Stills: 3 Wash 3 Spirit
Water Source: Milbuies Loch and other nearby sources
Capacity: 2.5 Million Litres
1930s-1971: The Old Distillery
In 1971 there was, confusingly, a second distillery named Linkwood 2 built next door to the existing Linkwood. This was some thing of a habit for SMD who had done the same thing with Clynelish and with Glendullan. The new distillery was bigger and more modern than the old one and was deisgned to meet further blending requirements for Linkwood at the time. Bottlings from both distilleries have become harder to distinguish over time die to the fact that both distilleries have been operational together for some years and there doesn't seem to be much differentiation between the casks from each distillery. However this is not so important because by far and away the best Linkwoods are aged examples from the old distillery.
Gordon & MacPhail owned large stocks of malt whisky from several key Speyside distilleries that were distilled between the mid 1930s and the war years of the 1940s. These were mostly from Glen Grant, Mortlach, Macallan and Strathisla, many of the resultant bottlings are considered, by many whisky lovers, amongst the finest malts ever distilled/bottled. What is interesting is that a large stock of Linkwood was amongst the casks from this era by G&M and many staggering bottlings have been drawn from these stocks. The best bottlings are aged examples bottled between the early seventies and early eighties. They show all the typical old school charcteristics that you would expect/hope for from this preâ€“war era of distilling. They are resinous, waxy, immensely fruity, peaty and full of menthol, rancio, tobacco and cocoanut complexities. They are also amongst the more affordable of distillates from this era.

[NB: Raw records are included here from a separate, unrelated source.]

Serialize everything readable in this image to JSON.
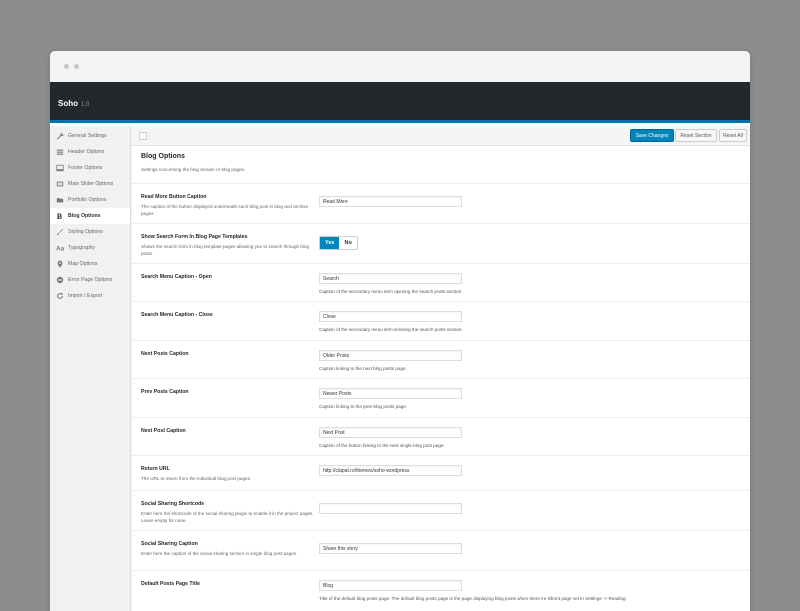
{
  "app": {
    "title": "Soho",
    "version": "1.0"
  },
  "sidebar": {
    "items": [
      {
        "label": "General Settings",
        "icon": "wrench-icon"
      },
      {
        "label": "Header Options",
        "icon": "menu-icon"
      },
      {
        "label": "Footer Options",
        "icon": "footer-icon"
      },
      {
        "label": "Main Slider Options",
        "icon": "slider-icon"
      },
      {
        "label": "Portfolio Options",
        "icon": "folder-icon"
      },
      {
        "label": "Blog Options",
        "icon": "blog-b-icon"
      },
      {
        "label": "Styling Options",
        "icon": "brush-icon"
      },
      {
        "label": "Typography",
        "icon": "typography-icon"
      },
      {
        "label": "Map Options",
        "icon": "map-pin-icon"
      },
      {
        "label": "Error Page Options",
        "icon": "error-icon"
      },
      {
        "label": "Import / Export",
        "icon": "refresh-icon"
      }
    ],
    "active_index": 5
  },
  "toolbar": {
    "save_label": "Save Changes",
    "reset_section_label": "Reset Section",
    "reset_all_label": "Reset All"
  },
  "section": {
    "title": "Blog Options",
    "description": "Settings concerning the blog section or blog pages."
  },
  "fields": {
    "read_more": {
      "label": "Read More Button Caption",
      "description": "The caption of the button displayed underneath each blog post in blog and archive pages",
      "value": "Read More"
    },
    "show_search": {
      "label": "Show Search Form In Blog Page Templates",
      "description": "Shows the search form in blog template pages allowing you to search through blog posts.",
      "yes": "Yes",
      "no": "No",
      "selected": "Yes"
    },
    "search_open": {
      "label": "Search Menu Caption - Open",
      "value": "Search",
      "description": "Caption of the secondary menu item opening the search posts section."
    },
    "search_close": {
      "label": "Search Menu Caption - Close",
      "value": "Close",
      "description": "Caption of the secondary menu item sclosing the search posts section."
    },
    "next_posts": {
      "label": "Next Posts Caption",
      "value": "Older Posts",
      "description": "Caption linking to the next blog posts page."
    },
    "prev_posts": {
      "label": "Prev Posts Caption",
      "value": "Newer Posts",
      "description": "Caption linking to the prev blog posts page."
    },
    "next_post": {
      "label": "Next Post Caption",
      "value": "Next Post",
      "description": "Caption of the button linking to the next single blog post page."
    },
    "return_url": {
      "label": "Return URL",
      "description": "The URL to return from the individual blog post pages.",
      "value": "http://clapat.ro/themes/soho-wordpress"
    },
    "social_shortcode": {
      "label": "Social Sharing Shortcode",
      "description": "Enter here the shortcode of the social sharing plugin to enable it in the project pages. Leave empty for none.",
      "value": ""
    },
    "social_caption": {
      "label": "Social Sharing Caption",
      "description": "Enter here the caption of the social sharing section in single blog post pages.",
      "value": "Share this story"
    },
    "default_title": {
      "label": "Default Posts Page Title",
      "value": "Blog",
      "description": "Title of the default blog posts page. The default blog posts page is the page displaying blog posts when there ire isfront page set in Settings -> Reading."
    }
  },
  "colors": {
    "header_bg": "#23282d",
    "accent": "#0085ba",
    "page_bg": "#8d8d8d"
  }
}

There are also some great fifties era bottlings to be had, the long aged ones again come form G&M but the best is a 1957 cask strength 12yo for legendary whisky collector Eduardo Giaccone in Italy. It is a full on, peaty, wax laden, resinous, stunningly mineraled, fruity and phenolic example of truly old style Scottish whisky.

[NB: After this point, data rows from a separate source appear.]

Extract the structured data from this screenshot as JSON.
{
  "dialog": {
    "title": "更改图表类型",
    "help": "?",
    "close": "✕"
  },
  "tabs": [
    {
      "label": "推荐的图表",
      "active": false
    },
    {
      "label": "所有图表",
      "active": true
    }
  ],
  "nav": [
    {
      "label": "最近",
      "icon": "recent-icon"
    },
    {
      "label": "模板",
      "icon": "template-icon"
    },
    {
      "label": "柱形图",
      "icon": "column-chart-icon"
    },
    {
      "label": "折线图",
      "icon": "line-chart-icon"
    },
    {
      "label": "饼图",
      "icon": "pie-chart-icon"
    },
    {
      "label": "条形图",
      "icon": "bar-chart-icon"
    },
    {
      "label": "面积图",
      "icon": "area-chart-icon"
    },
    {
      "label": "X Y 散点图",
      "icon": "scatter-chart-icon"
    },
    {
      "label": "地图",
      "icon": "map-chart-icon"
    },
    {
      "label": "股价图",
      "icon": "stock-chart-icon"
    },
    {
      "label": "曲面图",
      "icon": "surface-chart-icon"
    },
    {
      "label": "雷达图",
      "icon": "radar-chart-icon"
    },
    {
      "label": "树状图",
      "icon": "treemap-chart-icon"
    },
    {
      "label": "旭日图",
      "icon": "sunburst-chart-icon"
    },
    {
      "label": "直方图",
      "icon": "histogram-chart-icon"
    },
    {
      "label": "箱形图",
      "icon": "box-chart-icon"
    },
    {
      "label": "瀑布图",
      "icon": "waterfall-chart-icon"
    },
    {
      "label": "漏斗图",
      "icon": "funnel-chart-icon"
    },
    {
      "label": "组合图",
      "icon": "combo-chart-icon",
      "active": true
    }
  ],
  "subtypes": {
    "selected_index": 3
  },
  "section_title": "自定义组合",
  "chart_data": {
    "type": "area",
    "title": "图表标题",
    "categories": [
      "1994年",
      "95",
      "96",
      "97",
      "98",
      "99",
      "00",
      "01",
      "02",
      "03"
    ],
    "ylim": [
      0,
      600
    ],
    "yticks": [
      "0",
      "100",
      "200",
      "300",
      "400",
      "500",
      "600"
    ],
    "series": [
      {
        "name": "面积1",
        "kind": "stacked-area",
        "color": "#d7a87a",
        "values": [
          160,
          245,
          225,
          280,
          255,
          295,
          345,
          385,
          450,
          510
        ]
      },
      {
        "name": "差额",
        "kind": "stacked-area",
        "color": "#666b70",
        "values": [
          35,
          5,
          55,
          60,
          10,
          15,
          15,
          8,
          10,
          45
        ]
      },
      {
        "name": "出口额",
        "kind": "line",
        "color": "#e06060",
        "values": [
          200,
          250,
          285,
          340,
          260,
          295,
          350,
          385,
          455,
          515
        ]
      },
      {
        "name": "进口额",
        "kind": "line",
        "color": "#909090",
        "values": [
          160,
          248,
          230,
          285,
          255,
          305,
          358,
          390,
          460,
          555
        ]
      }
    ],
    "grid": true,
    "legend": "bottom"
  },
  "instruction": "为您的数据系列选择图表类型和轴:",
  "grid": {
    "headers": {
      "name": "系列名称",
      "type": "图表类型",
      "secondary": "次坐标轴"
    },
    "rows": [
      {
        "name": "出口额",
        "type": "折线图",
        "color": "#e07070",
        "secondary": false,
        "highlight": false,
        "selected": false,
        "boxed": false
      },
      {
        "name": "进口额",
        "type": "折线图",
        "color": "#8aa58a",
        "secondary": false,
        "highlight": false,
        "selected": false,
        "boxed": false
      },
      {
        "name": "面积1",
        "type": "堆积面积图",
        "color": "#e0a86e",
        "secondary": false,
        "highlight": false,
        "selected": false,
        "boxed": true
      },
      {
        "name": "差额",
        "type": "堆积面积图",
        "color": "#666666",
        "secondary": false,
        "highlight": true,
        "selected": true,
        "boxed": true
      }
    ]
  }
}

1971-Present: A Classy Speysider.
Linkwood was modernised at around the same time as the new distillery was constructed in 1971. This brought them very close to each other in style. As a result Linkwoods that originate from this time onwards are very consistent and the two distilleries are farily indistinguishable. The old one was closed for a few years in 1985 but it continues to produce at a low level even to this day.
The style of Linkwood in recent decades that you are most likely to encounter is one of rich spice, floral notes and accompanying complexities of light fruits, honey, pears, vanilla, cream, stewed fruits and light chocolate notes. These characteristics are magnified with age and can come across with more sweetness, citrus fruit, resinous qualities and, in the best examples, a very nice balance between clean oak and softer garden fruits.
The best bottlings from recent years have been the Rare Malts 1974 30yo, a stunning Moon import 1979 and various great bottlings by Adelphi, G&M and Speciality Drinks. Linkwood is a whisky of great repute with blenders and, to an odd extent, with drinkers alike, as a result it seems that a constant stream of independent examples is guaranteed for the foreseeable future. Lets hope they can maintain the quality for which it has made its name.